*EXERCISE*. Go through the entries below and return every line that contains "this".

---------- DATASET

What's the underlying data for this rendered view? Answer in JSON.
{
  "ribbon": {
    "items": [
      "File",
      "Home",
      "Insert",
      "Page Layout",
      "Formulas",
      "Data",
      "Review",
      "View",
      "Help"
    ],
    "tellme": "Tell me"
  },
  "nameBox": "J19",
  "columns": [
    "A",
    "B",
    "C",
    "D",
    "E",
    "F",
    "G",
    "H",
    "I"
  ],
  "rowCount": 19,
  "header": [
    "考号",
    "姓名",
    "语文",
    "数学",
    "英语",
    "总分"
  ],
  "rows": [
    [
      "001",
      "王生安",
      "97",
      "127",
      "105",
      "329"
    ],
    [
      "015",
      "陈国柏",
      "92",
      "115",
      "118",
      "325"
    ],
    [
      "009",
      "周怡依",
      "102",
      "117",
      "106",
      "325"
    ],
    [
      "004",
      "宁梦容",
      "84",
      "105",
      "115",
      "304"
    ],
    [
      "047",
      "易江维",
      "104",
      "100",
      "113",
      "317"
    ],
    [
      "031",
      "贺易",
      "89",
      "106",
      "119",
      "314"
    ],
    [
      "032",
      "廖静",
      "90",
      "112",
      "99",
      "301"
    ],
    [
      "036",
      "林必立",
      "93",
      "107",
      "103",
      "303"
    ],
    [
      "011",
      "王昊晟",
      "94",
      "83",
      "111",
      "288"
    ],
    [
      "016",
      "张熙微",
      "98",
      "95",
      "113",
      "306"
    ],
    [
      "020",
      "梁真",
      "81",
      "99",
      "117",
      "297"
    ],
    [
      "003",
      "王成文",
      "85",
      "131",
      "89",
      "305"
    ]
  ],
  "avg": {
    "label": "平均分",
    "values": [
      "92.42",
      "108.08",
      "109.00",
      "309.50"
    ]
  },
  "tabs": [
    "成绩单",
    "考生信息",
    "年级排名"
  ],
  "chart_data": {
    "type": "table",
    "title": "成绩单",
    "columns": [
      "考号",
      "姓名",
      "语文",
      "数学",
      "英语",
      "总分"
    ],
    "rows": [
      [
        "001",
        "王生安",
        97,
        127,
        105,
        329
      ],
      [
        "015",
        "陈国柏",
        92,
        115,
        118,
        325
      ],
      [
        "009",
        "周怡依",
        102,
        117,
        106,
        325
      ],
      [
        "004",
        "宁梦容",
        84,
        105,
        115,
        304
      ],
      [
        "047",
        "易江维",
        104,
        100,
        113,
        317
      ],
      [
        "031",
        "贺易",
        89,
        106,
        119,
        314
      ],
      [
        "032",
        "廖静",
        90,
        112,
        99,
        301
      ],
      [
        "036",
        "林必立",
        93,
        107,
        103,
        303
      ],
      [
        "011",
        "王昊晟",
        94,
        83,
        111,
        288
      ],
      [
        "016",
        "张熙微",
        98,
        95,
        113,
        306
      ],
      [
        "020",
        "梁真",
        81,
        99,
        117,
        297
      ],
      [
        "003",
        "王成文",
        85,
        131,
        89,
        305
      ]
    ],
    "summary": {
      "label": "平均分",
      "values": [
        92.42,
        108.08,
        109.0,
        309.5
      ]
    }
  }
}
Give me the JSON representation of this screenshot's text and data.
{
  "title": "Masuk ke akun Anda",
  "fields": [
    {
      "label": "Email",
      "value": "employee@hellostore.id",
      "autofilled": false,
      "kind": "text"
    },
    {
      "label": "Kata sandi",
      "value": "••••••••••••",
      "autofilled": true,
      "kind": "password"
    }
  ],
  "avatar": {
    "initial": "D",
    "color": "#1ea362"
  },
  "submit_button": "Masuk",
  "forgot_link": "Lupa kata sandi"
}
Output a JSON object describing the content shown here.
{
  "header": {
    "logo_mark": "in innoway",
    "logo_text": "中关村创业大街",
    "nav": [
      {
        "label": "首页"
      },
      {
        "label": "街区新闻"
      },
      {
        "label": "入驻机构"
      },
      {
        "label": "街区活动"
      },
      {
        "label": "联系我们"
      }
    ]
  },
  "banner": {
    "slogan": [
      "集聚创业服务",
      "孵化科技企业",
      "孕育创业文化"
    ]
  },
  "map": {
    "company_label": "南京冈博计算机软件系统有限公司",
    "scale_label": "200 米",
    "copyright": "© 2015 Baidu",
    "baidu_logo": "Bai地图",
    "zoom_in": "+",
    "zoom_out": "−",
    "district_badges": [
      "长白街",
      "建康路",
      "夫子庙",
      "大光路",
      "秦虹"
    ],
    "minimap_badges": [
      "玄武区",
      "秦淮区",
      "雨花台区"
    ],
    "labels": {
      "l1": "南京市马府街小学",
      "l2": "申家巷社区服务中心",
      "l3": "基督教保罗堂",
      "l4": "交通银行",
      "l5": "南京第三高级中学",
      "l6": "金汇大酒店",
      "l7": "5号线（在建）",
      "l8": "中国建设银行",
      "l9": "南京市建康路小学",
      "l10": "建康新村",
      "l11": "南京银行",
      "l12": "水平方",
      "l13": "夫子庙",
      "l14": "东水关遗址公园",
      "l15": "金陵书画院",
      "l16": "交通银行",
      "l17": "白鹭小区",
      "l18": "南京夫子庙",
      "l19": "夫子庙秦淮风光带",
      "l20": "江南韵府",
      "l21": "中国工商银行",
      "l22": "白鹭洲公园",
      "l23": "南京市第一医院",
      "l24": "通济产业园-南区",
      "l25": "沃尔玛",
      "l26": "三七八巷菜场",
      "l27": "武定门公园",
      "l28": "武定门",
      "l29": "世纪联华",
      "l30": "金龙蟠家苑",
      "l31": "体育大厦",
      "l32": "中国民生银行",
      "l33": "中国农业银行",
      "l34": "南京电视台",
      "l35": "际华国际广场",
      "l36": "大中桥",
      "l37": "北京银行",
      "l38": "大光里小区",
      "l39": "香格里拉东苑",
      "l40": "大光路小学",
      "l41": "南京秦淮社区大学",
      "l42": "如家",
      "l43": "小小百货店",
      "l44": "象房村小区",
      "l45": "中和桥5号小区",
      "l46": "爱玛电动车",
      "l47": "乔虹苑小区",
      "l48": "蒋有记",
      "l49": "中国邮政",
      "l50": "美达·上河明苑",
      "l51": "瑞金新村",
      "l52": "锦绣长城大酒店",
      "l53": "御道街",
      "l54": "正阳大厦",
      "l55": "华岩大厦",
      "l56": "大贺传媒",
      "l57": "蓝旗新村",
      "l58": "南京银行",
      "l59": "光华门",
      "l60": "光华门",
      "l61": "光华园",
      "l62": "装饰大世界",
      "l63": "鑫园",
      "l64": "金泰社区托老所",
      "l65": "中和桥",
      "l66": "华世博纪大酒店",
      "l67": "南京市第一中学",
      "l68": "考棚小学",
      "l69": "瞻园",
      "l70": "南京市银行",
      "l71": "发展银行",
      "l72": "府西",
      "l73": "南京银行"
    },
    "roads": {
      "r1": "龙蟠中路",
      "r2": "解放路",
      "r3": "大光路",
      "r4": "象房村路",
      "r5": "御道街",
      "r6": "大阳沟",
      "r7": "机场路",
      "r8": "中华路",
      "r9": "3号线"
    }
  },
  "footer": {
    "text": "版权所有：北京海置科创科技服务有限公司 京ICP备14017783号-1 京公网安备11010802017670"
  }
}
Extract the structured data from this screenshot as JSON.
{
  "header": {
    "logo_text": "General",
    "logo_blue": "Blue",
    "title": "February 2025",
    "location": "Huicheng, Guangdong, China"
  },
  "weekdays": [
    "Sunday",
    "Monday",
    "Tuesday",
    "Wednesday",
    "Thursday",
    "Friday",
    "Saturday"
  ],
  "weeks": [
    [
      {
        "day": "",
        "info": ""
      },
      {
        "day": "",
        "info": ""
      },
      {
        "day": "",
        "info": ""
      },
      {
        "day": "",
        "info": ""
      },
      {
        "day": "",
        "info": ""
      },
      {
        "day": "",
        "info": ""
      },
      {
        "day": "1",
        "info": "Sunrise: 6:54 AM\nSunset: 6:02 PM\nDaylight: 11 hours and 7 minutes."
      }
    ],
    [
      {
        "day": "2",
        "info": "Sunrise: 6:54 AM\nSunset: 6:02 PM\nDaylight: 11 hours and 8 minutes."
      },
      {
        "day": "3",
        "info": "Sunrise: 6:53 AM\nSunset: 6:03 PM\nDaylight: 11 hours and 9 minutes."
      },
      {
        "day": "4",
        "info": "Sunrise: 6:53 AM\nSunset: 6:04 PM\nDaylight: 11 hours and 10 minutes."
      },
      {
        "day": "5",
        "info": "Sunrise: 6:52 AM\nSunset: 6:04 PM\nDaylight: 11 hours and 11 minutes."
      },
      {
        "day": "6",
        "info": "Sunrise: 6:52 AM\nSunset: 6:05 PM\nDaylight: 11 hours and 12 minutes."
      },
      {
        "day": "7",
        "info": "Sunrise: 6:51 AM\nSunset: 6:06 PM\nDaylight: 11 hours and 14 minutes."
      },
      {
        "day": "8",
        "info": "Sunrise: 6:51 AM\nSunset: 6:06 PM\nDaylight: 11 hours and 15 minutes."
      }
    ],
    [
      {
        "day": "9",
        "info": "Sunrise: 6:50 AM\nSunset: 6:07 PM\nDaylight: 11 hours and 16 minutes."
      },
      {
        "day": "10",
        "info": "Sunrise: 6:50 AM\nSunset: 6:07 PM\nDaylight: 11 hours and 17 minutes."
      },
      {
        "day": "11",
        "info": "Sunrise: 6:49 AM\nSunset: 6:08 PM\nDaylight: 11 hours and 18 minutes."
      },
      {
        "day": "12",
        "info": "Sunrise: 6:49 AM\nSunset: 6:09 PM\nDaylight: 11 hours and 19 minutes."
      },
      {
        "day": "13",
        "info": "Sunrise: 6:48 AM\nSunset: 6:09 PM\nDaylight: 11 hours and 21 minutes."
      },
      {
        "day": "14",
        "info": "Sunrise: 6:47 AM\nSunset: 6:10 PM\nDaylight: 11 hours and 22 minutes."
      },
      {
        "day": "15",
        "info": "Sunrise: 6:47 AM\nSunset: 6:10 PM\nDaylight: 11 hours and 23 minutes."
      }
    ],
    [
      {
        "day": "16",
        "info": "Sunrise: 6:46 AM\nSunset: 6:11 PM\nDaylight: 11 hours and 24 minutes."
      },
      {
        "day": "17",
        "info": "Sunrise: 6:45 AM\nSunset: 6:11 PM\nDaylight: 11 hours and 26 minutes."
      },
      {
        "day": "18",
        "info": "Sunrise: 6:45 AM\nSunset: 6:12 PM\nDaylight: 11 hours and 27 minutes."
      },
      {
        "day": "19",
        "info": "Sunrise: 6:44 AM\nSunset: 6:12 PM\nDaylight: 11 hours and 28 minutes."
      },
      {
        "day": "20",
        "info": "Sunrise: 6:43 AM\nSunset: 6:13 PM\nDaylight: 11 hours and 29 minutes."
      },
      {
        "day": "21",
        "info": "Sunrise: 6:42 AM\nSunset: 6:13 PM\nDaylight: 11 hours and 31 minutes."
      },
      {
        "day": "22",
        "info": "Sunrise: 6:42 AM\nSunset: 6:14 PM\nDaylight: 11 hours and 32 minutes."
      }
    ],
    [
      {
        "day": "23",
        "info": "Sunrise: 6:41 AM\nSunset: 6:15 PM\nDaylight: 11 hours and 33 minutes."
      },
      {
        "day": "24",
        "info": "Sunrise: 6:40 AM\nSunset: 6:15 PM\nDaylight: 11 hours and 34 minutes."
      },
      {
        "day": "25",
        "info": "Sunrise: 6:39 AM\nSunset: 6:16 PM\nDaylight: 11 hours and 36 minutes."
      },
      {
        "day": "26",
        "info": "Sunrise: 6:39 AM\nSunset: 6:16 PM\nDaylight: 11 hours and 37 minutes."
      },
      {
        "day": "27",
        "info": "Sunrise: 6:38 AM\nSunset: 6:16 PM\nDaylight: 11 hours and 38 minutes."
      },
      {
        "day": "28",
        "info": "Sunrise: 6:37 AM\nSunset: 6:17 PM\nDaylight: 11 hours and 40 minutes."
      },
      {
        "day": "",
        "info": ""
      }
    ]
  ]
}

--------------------

*EXPECTED ANSWER*.
What's the underlying data for this rendered view? Answer in JSON.
Give me the JSON representation of this screenshot's text and data.
Extract the structured data from this screenshot as JSON.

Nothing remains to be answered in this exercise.